Women accounted for 10 million more voters than men in the 2012 presidential election, which accentuates the need to get maximum support from them, said Dianne Bystrom, director of the Carrie Chapman Catt Center for Women and Politics at Iowa State University.
Gender gaps — the distance between two candidates' support among men and women — have marked every presidential contest since 1980, she said. A double-digit gap between genders secured victory for President Obama in 2012 and Bill Clinton in 1996; in recent polls, Hillary Clinton has narrowly exceeded the gaps that benefited those Democrats.
Bystrom said that Clinton's edge derives not only from her own gender pitch — she has detailed her life as a mother and grandmother and cited her long experience in pushing women's rights — but from limitations in Trump's approach.
In his 2004 reelection campaign, George W. Bush delivered two different security messages, Bystrom said. To men, his campaign emphasized law and order; to women, a promise to keep them and their children safe. The latter worked better with some women, she said.
Trump "is talking about it in heavily male terms" that are less appealing to women, she said.
The Republican nominee has nodded lately to his difficulties among women. Last week, he unveiled a child-care policy — although its rollout was marred by his false claim that Clinton had no such plan herself.
Not long after, he described a woman pastor as a "nervous mess" and questioned her motives after she calmly asked him to skip anti-Clinton remarks in her Michigan church. He took to Twitter over the weekend to castigate New York Times columnist Maureen Dowd as "crazy," "wacky" and "a neurotic dope" — the latter adjective one he regularly uses against women.
For Trump, the difficulty in making up much ground among women was demonstrated in recent surveys in this must-win state by Suffolk University. Polls taken in July and September showed that even as Trump overtook Clinton, she retained the same hold on Ohio's women voters.

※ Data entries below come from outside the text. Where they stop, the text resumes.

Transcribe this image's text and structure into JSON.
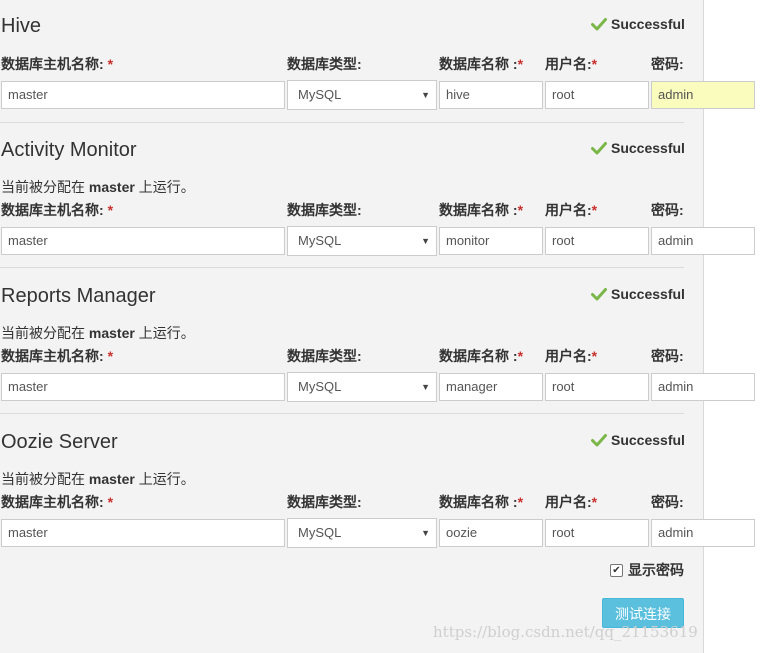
{
  "form": {
    "labels": {
      "host": "数据库主机名称:",
      "type": "数据库类型:",
      "dbname": "数据库名称 :",
      "user": "用户名:",
      "password": "密码:",
      "required": "*"
    },
    "assigned": {
      "prefix": "当前被分配在",
      "host": "master",
      "suffix": "上运行。"
    },
    "sections": [
      {
        "title": "Hive",
        "status": "Successful",
        "host": "master",
        "db_type": "MySQL",
        "db_name": "hive",
        "user": "root",
        "password": "admin"
      },
      {
        "title": "Activity Monitor",
        "status": "Successful",
        "host": "master",
        "db_type": "MySQL",
        "db_name": "monitor",
        "user": "root",
        "password": "admin"
      },
      {
        "title": "Reports Manager",
        "status": "Successful",
        "host": "master",
        "db_type": "MySQL",
        "db_name": "manager",
        "user": "root",
        "password": "admin"
      },
      {
        "title": "Oozie Server",
        "status": "Successful",
        "host": "master",
        "db_type": "MySQL",
        "db_name": "oozie",
        "user": "root",
        "password": "admin"
      }
    ],
    "show_password_label": "显示密码",
    "show_password_checked": true,
    "test_button_label": "测试连接"
  },
  "colors": {
    "success_check": "#7ab648",
    "button": "#5bc0de",
    "required": "#c9302c",
    "focused_field": "#fafcbd"
  },
  "watermark": "https://blog.csdn.net/qq_21153619"
}
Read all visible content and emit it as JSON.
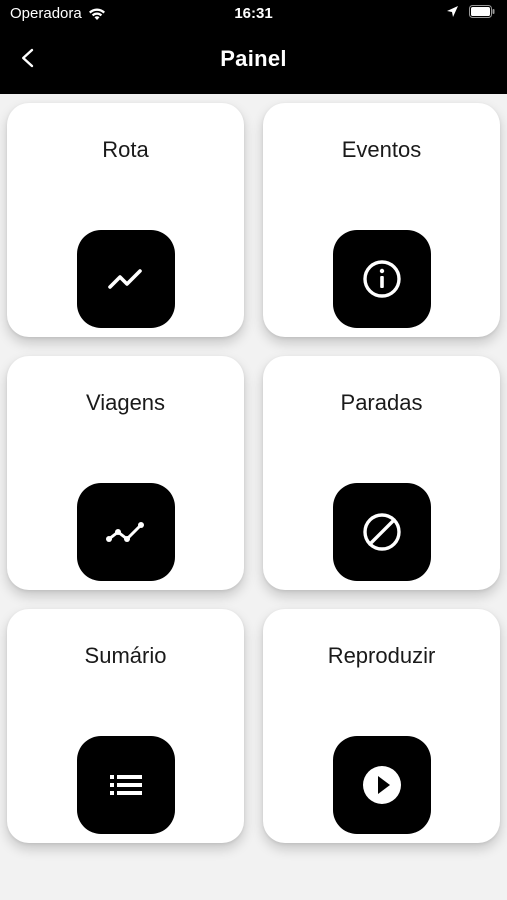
{
  "status_bar": {
    "carrier": "Operadora",
    "time": "16:31",
    "icons": [
      "wifi-icon",
      "location-icon",
      "battery-icon"
    ]
  },
  "header": {
    "title": "Painel",
    "back_icon": "chevron-left-icon"
  },
  "colors": {
    "header_bg": "#000000",
    "page_bg": "#f2f2f2",
    "card_bg": "#ffffff",
    "icon_tile_bg": "#000000"
  },
  "cards": [
    {
      "label": "Rota",
      "icon": "trending-up-icon"
    },
    {
      "label": "Eventos",
      "icon": "info-icon"
    },
    {
      "label": "Viagens",
      "icon": "timeline-icon"
    },
    {
      "label": "Paradas",
      "icon": "block-icon"
    },
    {
      "label": "Sumário",
      "icon": "list-icon"
    },
    {
      "label": "Reproduzir",
      "icon": "play-circle-icon"
    }
  ]
}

Trump's Ohio campaign leaders insist the candidate's comments have had no impact on his standing.
"There are the things that the press will focus on at times and then there the things that the voters focus on, and I think we're doing much better with what voters are focusing on right now," said campaign director Robert Paduchik.
His campaign recently launched a push to attract women voters with Trump's messages on national security, the economy and social issues. Kamilah Prince, who organized a statewide women's tour for Trump, said voters are concerned with those issues.

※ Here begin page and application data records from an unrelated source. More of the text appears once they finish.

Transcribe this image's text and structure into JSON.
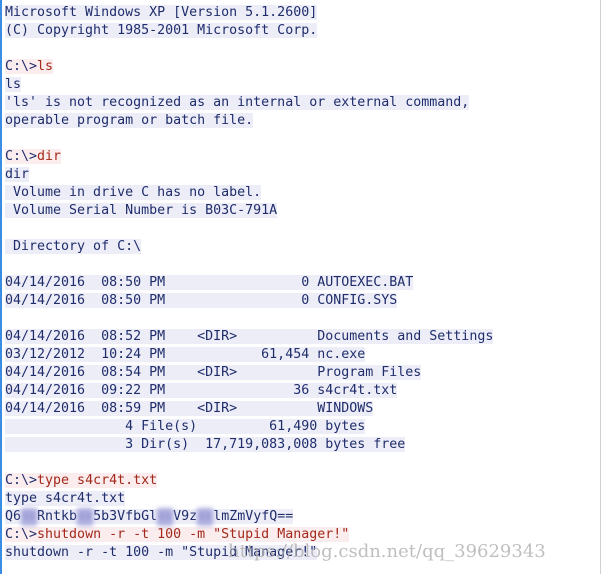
{
  "colors": {
    "text": "#1f2d6b",
    "command": "#a3291a",
    "output_bg": "#ededf8",
    "command_bg": "#fbecee",
    "left_border": "#3b8de3"
  },
  "lines": [
    {
      "type": "out",
      "text": "Microsoft Windows XP [Version 5.1.2600]"
    },
    {
      "type": "out",
      "text": "(C) Copyright 1985-2001 Microsoft Corp."
    },
    {
      "type": "blank",
      "text": ""
    },
    {
      "type": "cmd",
      "prompt": "C:\\>",
      "command": "ls"
    },
    {
      "type": "out",
      "text": "ls"
    },
    {
      "type": "out",
      "text": "'ls' is not recognized as an internal or external command,"
    },
    {
      "type": "out",
      "text": "operable program or batch file."
    },
    {
      "type": "blank",
      "text": ""
    },
    {
      "type": "cmd",
      "prompt": "C:\\>",
      "command": "dir"
    },
    {
      "type": "out",
      "text": "dir"
    },
    {
      "type": "out",
      "text": " Volume in drive C has no label."
    },
    {
      "type": "out",
      "text": " Volume Serial Number is B03C-791A"
    },
    {
      "type": "blank",
      "text": ""
    },
    {
      "type": "out",
      "text": " Directory of C:\\"
    },
    {
      "type": "blank",
      "text": ""
    },
    {
      "type": "out",
      "text": "04/14/2016  08:50 PM                 0 AUTOEXEC.BAT"
    },
    {
      "type": "out",
      "text": "04/14/2016  08:50 PM                 0 CONFIG.SYS"
    },
    {
      "type": "blank",
      "text": ""
    },
    {
      "type": "out",
      "text": "04/14/2016  08:52 PM    <DIR>          Documents and Settings"
    },
    {
      "type": "out",
      "text": "03/12/2012  10:24 PM            61,454 nc.exe"
    },
    {
      "type": "out",
      "text": "04/14/2016  08:54 PM    <DIR>          Program Files"
    },
    {
      "type": "out",
      "text": "04/14/2016  09:22 PM                36 s4cr4t.txt"
    },
    {
      "type": "out",
      "text": "04/14/2016  08:59 PM    <DIR>          WINDOWS"
    },
    {
      "type": "out",
      "text": "               4 File(s)         61,490 bytes"
    },
    {
      "type": "out",
      "text": "               3 Dir(s)  17,719,083,008 bytes free"
    },
    {
      "type": "blank",
      "text": ""
    },
    {
      "type": "cmd",
      "prompt": "C:\\>",
      "command": "type s4cr4t.txt"
    },
    {
      "type": "out",
      "text": "type s4cr4t.txt"
    },
    {
      "type": "secret",
      "segments": [
        {
          "text": "Q6",
          "blur": false
        },
        {
          "text": "xx",
          "blur": true
        },
        {
          "text": "Rntkb",
          "blur": false
        },
        {
          "text": "xx",
          "blur": true
        },
        {
          "text": "5b3VfbGl",
          "blur": false
        },
        {
          "text": "xx",
          "blur": true
        },
        {
          "text": "V9z",
          "blur": false
        },
        {
          "text": "xx",
          "blur": true
        },
        {
          "text": "lmZmVyfQ==",
          "blur": false
        }
      ]
    },
    {
      "type": "cmd",
      "prompt": "C:\\>",
      "command": "shutdown -r -t 100 -m \"Stupid Manager!\""
    },
    {
      "type": "out",
      "text": "shutdown -r -t 100 -m \"Stupid Manager!\""
    }
  ],
  "watermark": "https://blog.csdn.net/qq_39629343"
}
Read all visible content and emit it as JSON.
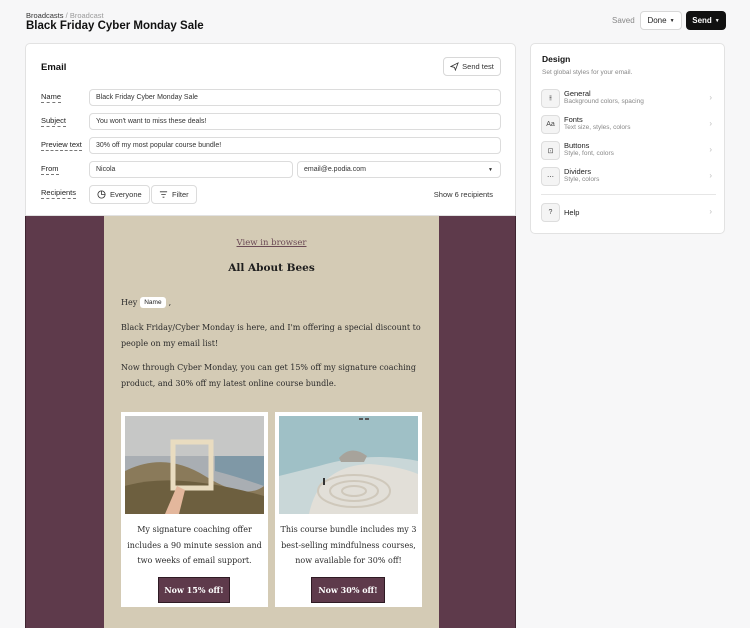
{
  "breadcrumb": {
    "parent": "Broadcasts",
    "separator": "/",
    "current": "Broadcast"
  },
  "page_title": "Black Friday Cyber Monday Sale",
  "header": {
    "status": "Saved",
    "done_label": "Done",
    "send_label": "Send"
  },
  "email_card": {
    "title": "Email",
    "send_test_label": "Send test",
    "labels": {
      "name": "Name",
      "subject": "Subject",
      "preview": "Preview text",
      "from": "From",
      "recipients": "Recipients"
    },
    "values": {
      "name": "Black Friday Cyber Monday Sale",
      "subject": "You won't want to miss these deals!",
      "preview": "30% off my most popular course bundle!",
      "from_name": "Nicola",
      "from_email": "email@e.podia.com"
    },
    "recipients": {
      "everyone": "Everyone",
      "filter": "Filter",
      "show": "Show 6 recipients"
    }
  },
  "email_preview": {
    "view_link": "View in browser",
    "title": "All About Bees",
    "greeting": "Hey",
    "name_tag": "Name",
    "greeting_end": ",",
    "paragraph1": "Black Friday/Cyber Monday is here, and I'm offering a special discount to people on my email list!",
    "paragraph2": "Now through Cyber Monday, you can get 15% off my signature coaching product, and 30% off my latest online course bundle.",
    "products": [
      {
        "text": "My signature coaching offer includes a 90 minute session and two weeks of email support.",
        "button": "Now 15% off!"
      },
      {
        "text": "This course bundle includes my 3 best-selling mindfulness courses, now available for 30% off!",
        "button": "Now 30% off!"
      }
    ]
  },
  "design_panel": {
    "title": "Design",
    "subtitle": "Set global styles for your email.",
    "items": [
      {
        "name": "General",
        "desc": "Background colors, spacing",
        "icon": "sliders-icon"
      },
      {
        "name": "Fonts",
        "desc": "Text size, styles, colors",
        "icon": "font-icon"
      },
      {
        "name": "Buttons",
        "desc": "Style, font, colors",
        "icon": "button-icon"
      },
      {
        "name": "Dividers",
        "desc": "Style, colors",
        "icon": "divider-icon"
      }
    ],
    "help": {
      "name": "Help",
      "icon": "help-icon"
    }
  },
  "colors": {
    "brand_plum": "#5e3a4b",
    "email_bg": "#d4cbb5",
    "send_button": "#111111"
  }
}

"You know, he's new to this," she said. "He's not your retail politician where people are taught 'don't ever say this thing.' And that what makes him organic and real…. Right or wrong, people appreciate that honesty and that he's just organic, and he is what he is."
But Clinton operatives contend Trump has given the Democratic campaign an opening among Republican and independent women unavailable to previous party nominees. To boost those odds, Clinton has been airing ads showing Trump's insults to women and others and emphasizing her proposals.

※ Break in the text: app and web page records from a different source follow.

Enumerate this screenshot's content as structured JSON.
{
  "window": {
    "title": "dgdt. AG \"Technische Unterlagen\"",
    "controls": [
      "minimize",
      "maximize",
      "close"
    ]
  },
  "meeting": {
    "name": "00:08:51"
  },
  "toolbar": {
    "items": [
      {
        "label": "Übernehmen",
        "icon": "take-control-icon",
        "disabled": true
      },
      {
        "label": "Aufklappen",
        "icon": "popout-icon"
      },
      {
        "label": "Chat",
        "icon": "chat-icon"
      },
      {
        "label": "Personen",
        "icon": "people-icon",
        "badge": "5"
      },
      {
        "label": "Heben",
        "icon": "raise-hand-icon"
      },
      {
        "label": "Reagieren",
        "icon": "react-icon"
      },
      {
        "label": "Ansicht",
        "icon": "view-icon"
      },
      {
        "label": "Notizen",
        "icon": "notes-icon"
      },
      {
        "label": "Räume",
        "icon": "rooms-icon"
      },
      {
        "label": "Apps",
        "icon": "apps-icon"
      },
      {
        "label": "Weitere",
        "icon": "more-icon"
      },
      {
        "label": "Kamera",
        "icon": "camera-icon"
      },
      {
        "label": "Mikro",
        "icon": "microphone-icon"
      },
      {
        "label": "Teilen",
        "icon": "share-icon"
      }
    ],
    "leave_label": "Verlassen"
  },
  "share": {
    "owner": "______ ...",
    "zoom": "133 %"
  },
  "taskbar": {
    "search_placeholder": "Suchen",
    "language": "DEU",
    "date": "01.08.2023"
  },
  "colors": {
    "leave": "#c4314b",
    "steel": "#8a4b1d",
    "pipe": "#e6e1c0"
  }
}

In a "Tonight Show" appearance aired Monday, Clinton told host Jimmy Fallon that navigating a presidential campaign in a way that left a candidate appearing both serious and relatable is "especially tricky for women. It just is."
But she has generally avoided complaining about gender-based remarks from Trump or his allies, some of whom recently said she had not smiled enough during a recent interview about national security.
She received high-level backup on Sunday from Obama, speaking at a New York fundraiser.
"I will also say that there's a reason why we haven't had a woman president; that we as a society still grapple with what it means to see powerful women," Obama said. "And it still troubles us in a lot of ways, unfairly, and that expresses itself in all sorts of ways."
Clinton campaign officials are confident Trump will not be able to convince substantial numbers of voters to question a woman as president. Nor, according to Clinton's Ohio director, Chris Wyant, will any softer approach Trump adopts erase memories of his earlier remarks.
"He has such a long history of making those comments," Wyant said. "We still see a real opportunity."